They observed that flies lacking ACOX1 had several large black, melanotic masses throughout their body including the head, eye, wing margins, and abdomen. The presence of melanotic masses in these flies suggested that the absence of dACOX1 induces an autoimmune response whereby the immune cells misinterpret the presence of an innocuous molecule as a sign of a cellular invasion and mount an unwarranted attack that destroys their own cells. They next asked if the loss of dACOX1 also activated other immune pathways.

Flies have two major immune pathways that control inducible immune responses to invading bacteria and fungi by systemic production of cytokines, and antimicrobial peptides upon activation of the nuclear factor-kB. Notably, the authors found that elevated S1P in fly glia activates NF-kB which in turn significantly increased the transcript levels of several AMP genes involved in the IMD pathway.

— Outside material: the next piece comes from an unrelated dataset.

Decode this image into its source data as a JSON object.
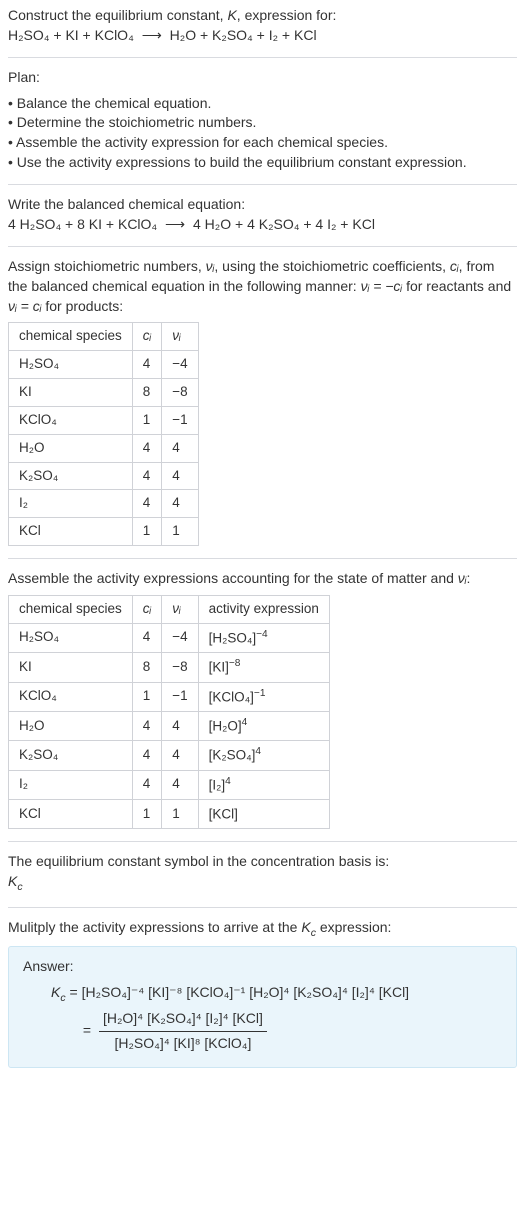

Moreover, circulating immune cells are recruited to the central nervous system.

Bezafibrate and fingolimod ameliorate the progression of MS symptoms in mice

Excited by these findings, the team then explored the role of elevated VLCFA and S1P in MS progression in vertebrates by collaborating with researchers at Baylor. 

First, the researchers found that presymptomatic treatment of mice with bezafibrate, a lipid-lowering drug that inhibits the synthesis of VLCFA, slowed the progression of experimental autoimmune encephalomyelitis pathology by reducing demyelination, neuronal damage, and infiltration of immune cells into the brain. These results showed that this drug can slow the progression of this debilitating disorder.

They next tested the potential therapeutic effect of lowering VLCFA and S1P on MS. When they administered bezafibrate along with fingolimod at the onset of symptoms, they found a synergistic improvement in EAE-induced paralysis and motor performance, demyelination, and neuronal loss. The combined effects of these drugs were significantly better than the effect of either drug alone in every parameter they tested – suggesting a combined therapy may be more effective and offer better outcomes for MS patients.

Results of mouse model studies sometimes do not translate to humans and may be years away from being a marketable treatment. However, the study’s authors are very excited by the potential clinical implications of this study in not just how MS patients are treated but also for other neurodegenerative conditions that are linked to demyelination, disruptions in lipid metabolism, and neuroinflammation.

The paper was published in Cell Metabolism.

MS Focus Lending Library

Books, DVDs, and CDs are available for loan, by mail across the United States.
Learn more